> Exercise details: The required output is a copy of each line in the material below that includes "icon".

> Materials provided:
+ + + + +

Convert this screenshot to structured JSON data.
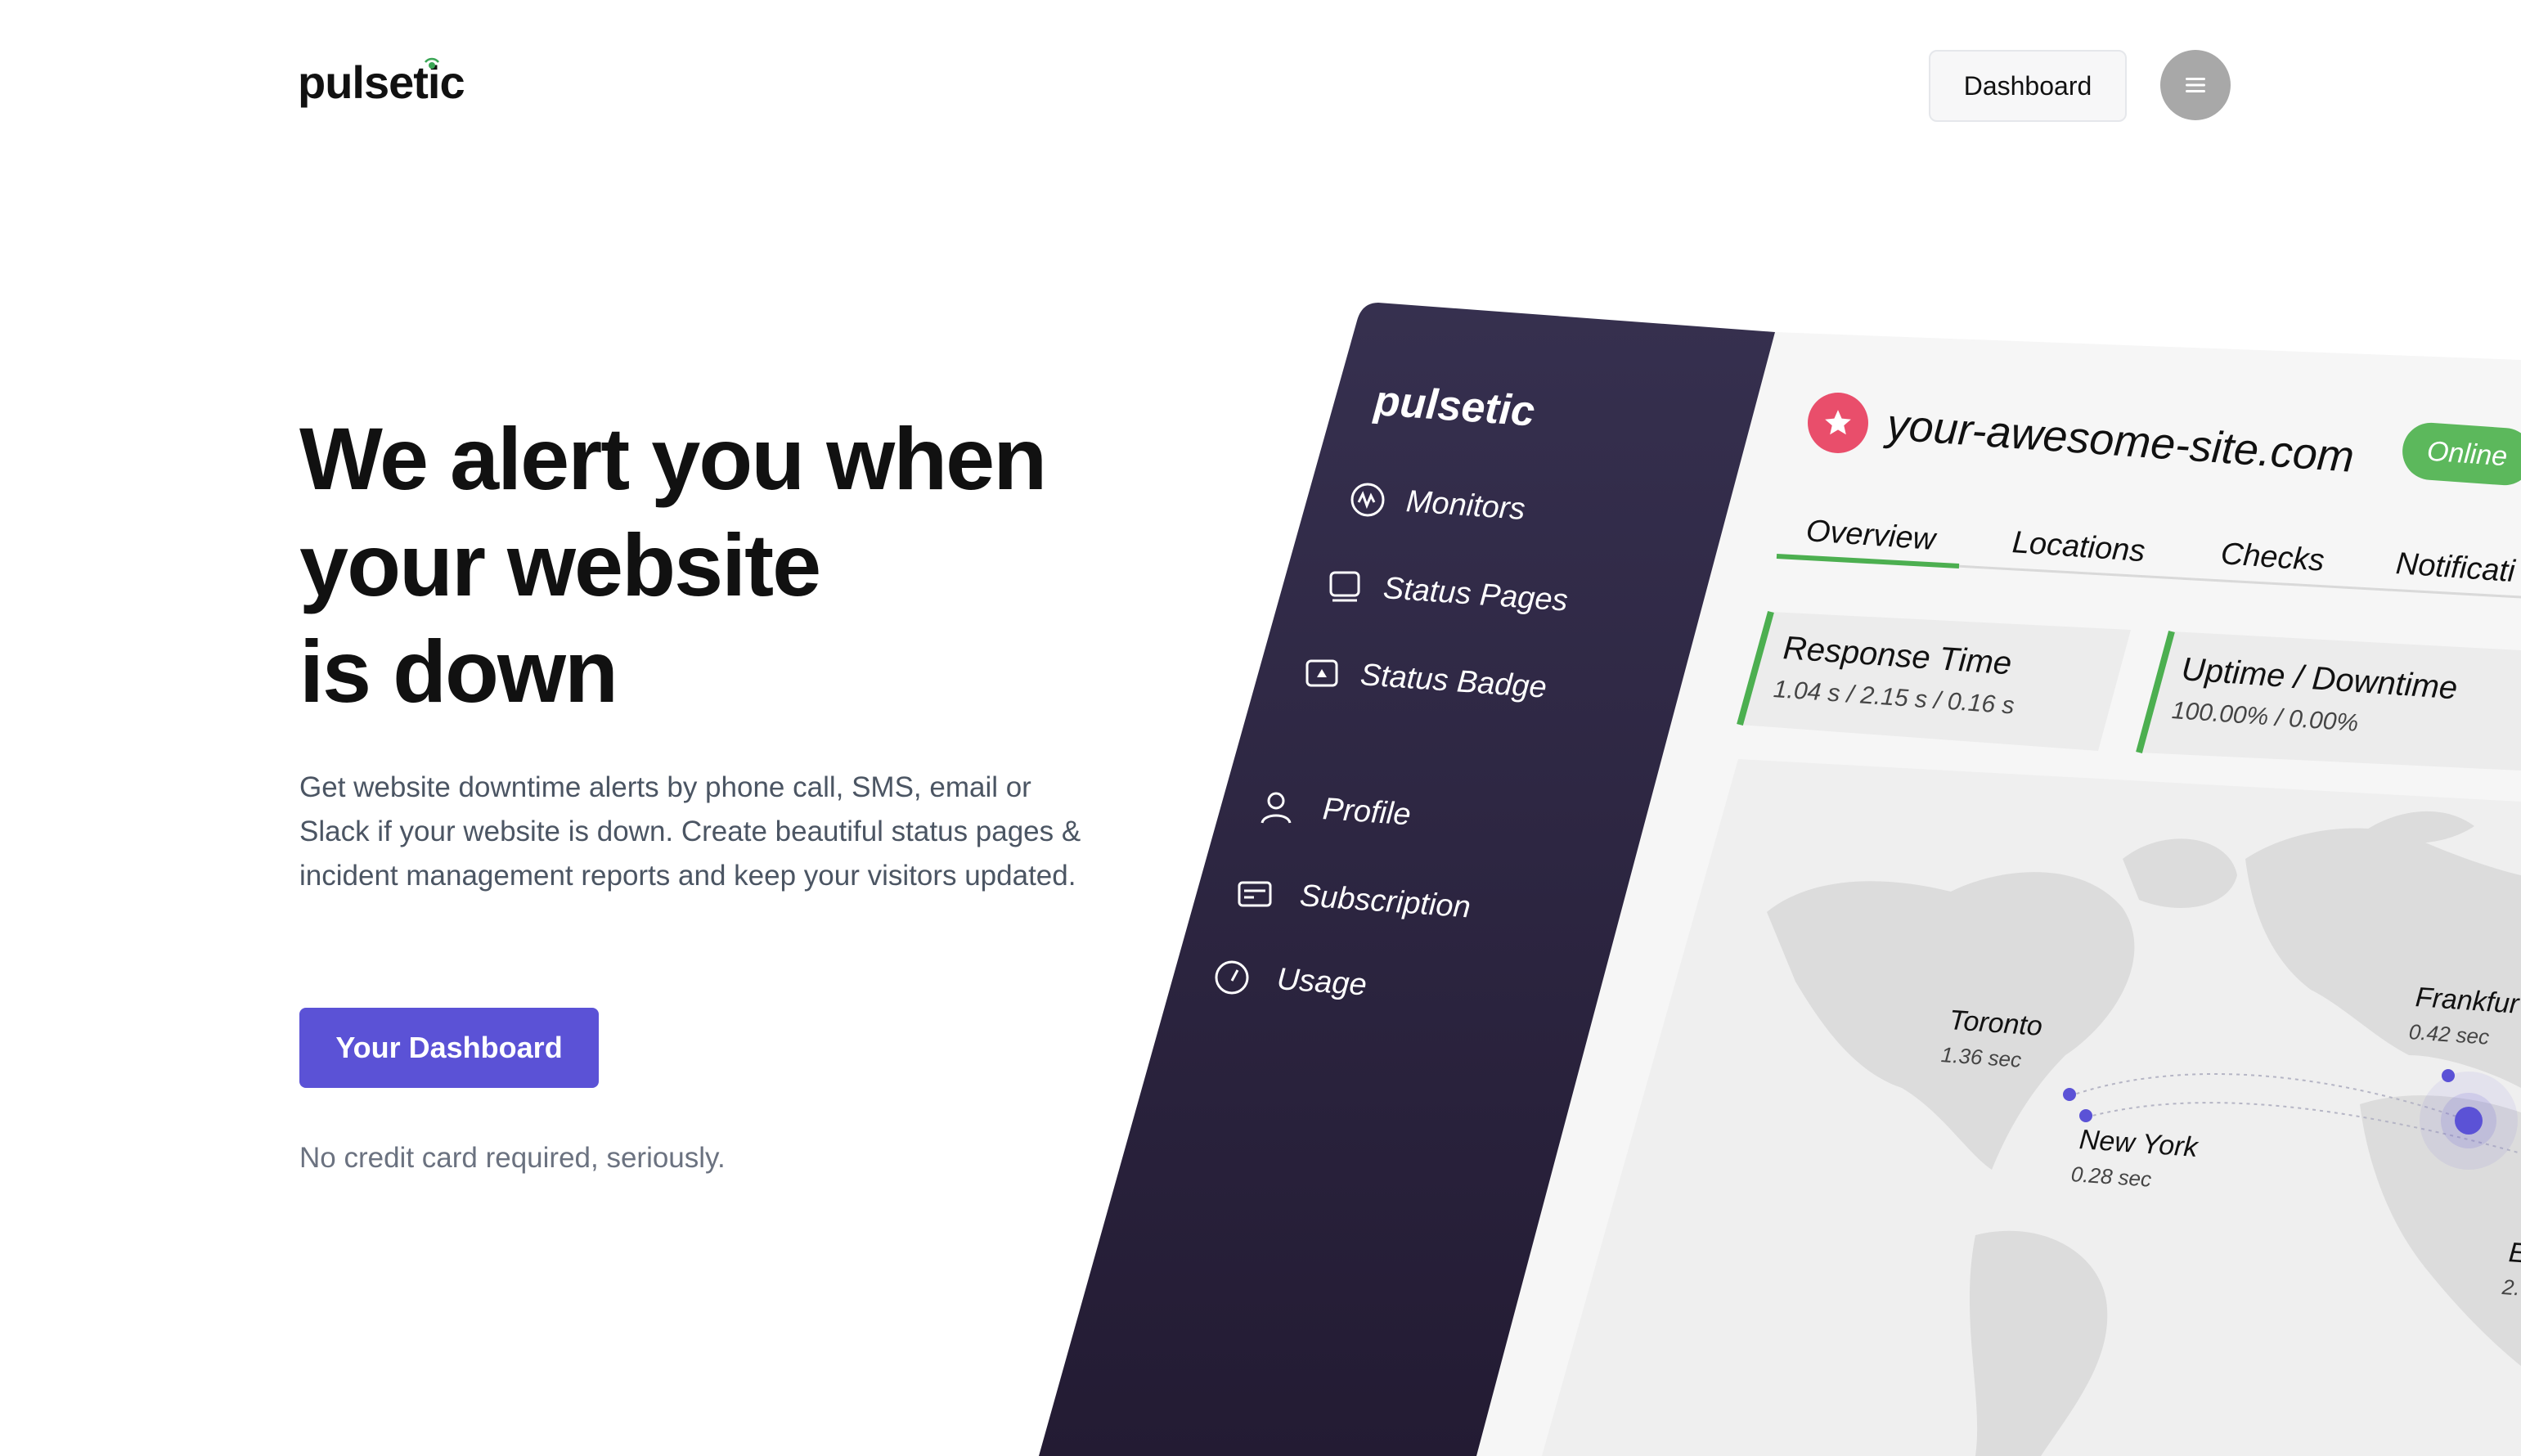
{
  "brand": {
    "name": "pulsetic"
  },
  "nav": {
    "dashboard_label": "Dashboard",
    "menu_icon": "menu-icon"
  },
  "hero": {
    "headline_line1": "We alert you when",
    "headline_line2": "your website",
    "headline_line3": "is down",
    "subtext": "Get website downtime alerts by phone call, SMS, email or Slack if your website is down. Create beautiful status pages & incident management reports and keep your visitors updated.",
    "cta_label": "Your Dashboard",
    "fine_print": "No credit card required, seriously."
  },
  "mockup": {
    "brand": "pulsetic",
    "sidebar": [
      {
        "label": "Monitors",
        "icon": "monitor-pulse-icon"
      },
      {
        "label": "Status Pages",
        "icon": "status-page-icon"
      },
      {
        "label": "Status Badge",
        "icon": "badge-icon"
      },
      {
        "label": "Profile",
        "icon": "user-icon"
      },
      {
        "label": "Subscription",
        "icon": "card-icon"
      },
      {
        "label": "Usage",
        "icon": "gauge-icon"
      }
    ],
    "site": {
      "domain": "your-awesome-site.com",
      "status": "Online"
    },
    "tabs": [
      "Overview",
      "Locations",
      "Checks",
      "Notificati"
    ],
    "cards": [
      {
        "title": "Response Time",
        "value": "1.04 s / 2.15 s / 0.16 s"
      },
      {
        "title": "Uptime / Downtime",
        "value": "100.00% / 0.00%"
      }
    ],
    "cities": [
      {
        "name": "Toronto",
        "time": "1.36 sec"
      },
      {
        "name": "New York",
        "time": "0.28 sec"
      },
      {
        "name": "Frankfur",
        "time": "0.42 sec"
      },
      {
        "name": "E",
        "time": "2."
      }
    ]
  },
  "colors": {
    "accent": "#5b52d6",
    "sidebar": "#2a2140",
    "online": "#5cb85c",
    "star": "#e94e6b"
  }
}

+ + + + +

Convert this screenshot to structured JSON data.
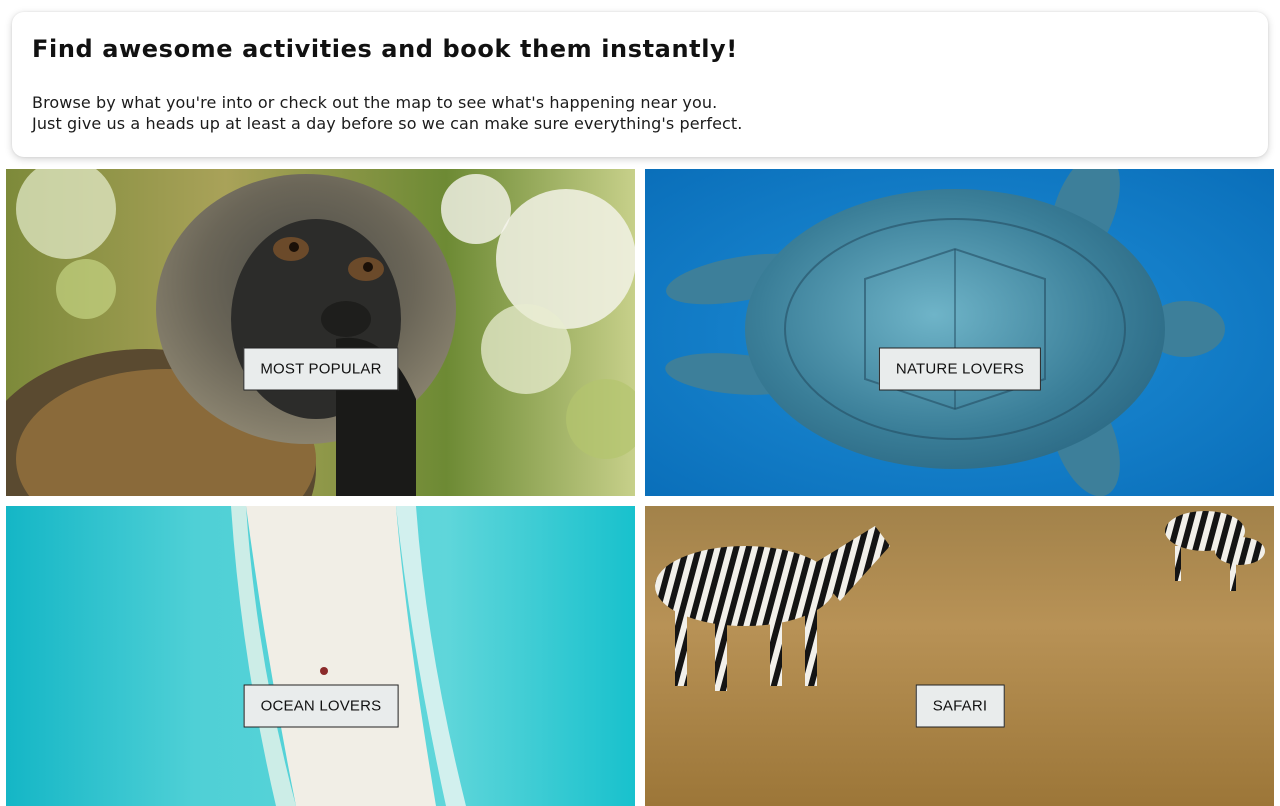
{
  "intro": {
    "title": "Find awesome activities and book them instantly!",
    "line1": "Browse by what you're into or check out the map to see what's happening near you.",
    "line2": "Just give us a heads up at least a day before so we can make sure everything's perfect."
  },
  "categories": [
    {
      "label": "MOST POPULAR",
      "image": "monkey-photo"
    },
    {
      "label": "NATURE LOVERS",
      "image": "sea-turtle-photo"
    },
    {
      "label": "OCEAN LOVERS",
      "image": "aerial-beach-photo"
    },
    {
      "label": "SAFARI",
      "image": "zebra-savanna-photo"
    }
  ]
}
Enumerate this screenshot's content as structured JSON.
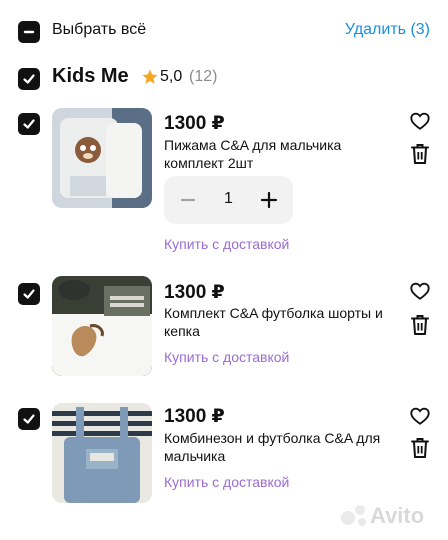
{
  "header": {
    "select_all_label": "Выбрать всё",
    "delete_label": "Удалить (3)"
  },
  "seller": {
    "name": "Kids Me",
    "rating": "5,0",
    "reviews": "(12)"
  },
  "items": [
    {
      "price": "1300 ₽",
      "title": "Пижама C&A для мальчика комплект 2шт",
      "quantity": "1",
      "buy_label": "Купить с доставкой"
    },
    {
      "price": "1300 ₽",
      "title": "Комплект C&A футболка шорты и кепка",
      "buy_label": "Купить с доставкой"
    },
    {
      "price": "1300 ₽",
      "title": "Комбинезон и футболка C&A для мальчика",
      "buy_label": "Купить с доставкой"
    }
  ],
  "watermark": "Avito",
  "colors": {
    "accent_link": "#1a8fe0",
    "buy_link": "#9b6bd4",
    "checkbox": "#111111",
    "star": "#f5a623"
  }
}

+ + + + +

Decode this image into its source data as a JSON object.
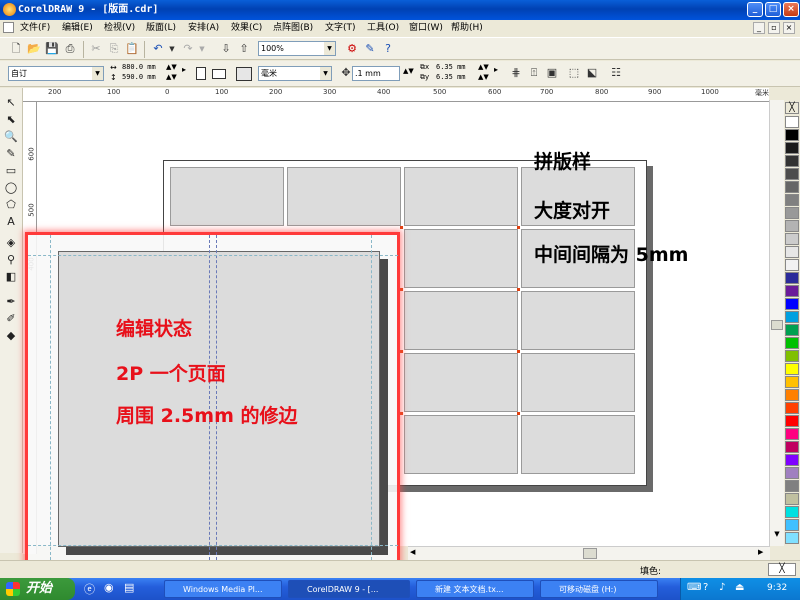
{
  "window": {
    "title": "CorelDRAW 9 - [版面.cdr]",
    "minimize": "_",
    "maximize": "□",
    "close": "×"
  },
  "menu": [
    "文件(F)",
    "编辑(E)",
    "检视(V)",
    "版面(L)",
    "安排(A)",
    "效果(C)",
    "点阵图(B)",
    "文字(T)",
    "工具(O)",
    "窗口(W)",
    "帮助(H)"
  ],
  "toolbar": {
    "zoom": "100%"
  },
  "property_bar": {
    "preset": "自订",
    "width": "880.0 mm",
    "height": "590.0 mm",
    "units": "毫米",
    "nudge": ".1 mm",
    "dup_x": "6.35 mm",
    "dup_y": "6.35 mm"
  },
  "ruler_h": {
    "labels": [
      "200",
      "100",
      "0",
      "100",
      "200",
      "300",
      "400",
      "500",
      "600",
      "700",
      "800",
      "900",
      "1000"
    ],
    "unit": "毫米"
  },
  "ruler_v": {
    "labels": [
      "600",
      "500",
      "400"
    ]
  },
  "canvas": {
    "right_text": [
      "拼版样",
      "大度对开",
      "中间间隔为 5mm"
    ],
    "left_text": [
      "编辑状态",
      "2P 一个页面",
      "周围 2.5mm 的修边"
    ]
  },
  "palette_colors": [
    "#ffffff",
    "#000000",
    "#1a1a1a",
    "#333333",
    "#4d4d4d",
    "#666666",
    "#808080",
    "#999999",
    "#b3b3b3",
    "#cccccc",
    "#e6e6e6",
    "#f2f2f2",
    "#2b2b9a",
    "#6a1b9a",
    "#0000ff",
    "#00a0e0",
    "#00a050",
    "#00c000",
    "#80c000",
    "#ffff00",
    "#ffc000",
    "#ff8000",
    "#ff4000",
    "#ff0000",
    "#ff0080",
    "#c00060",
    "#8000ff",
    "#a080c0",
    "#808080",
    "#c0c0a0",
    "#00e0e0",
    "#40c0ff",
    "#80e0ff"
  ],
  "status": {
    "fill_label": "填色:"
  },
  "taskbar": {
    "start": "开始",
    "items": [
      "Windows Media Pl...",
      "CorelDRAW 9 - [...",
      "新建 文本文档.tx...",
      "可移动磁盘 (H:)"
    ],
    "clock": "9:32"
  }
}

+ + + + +

> Task response:
    "menu_icon": "menu-icon"
        "icon": "monitor-pulse-icon"
        "icon": "status-page-icon"
        "icon": "badge-icon"
        "icon": "user-icon"
        "icon": "card-icon"
        "icon": "gauge-icon"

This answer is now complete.